DATA TO PROCESS START

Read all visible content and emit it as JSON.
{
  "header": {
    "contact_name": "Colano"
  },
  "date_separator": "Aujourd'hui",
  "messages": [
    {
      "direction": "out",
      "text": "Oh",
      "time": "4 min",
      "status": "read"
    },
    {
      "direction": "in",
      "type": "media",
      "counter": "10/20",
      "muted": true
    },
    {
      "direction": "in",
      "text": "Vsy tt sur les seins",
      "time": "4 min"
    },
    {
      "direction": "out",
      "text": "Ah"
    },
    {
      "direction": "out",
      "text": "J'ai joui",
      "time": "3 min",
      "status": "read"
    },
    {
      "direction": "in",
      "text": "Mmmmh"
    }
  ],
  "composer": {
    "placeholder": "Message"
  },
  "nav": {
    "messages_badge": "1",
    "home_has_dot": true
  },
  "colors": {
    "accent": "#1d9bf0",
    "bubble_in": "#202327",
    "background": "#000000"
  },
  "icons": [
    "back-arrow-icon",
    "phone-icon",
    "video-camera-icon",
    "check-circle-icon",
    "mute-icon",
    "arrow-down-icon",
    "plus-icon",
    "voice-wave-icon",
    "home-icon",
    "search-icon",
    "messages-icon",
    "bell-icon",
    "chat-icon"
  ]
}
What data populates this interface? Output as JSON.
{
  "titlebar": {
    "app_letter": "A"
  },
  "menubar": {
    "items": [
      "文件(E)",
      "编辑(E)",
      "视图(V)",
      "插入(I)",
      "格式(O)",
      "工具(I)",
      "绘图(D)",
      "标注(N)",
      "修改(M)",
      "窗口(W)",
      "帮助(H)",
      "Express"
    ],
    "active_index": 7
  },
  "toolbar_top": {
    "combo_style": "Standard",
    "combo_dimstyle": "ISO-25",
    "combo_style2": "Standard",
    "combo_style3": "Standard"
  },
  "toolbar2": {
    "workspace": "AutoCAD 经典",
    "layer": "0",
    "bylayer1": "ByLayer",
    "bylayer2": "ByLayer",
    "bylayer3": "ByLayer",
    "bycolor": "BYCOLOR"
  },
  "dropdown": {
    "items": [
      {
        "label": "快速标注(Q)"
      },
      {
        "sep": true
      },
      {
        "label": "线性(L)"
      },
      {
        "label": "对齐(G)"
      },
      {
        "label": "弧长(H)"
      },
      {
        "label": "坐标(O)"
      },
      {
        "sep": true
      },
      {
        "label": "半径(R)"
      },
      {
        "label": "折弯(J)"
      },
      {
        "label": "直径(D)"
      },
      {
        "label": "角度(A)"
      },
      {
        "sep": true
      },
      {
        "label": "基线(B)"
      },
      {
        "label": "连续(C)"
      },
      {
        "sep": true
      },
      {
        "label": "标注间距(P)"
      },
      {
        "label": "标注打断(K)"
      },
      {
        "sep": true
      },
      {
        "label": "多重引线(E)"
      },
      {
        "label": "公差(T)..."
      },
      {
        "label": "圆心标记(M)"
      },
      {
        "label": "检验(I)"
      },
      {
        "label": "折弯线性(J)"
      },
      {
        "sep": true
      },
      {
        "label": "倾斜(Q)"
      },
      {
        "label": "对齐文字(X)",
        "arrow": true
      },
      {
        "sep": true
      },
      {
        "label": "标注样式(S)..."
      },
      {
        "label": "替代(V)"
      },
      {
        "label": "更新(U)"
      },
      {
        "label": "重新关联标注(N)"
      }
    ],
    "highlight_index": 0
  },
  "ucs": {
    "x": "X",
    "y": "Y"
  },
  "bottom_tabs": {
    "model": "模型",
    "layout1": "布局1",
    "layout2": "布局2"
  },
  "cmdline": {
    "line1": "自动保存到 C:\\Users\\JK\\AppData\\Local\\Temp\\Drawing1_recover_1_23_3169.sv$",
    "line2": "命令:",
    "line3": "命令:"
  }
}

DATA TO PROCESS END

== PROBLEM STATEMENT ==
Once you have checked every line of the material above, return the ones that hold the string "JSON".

== OUTPUT OF THE TASK ==
Read all visible content and emit it as JSON.
What data populates this interface? Output as JSON.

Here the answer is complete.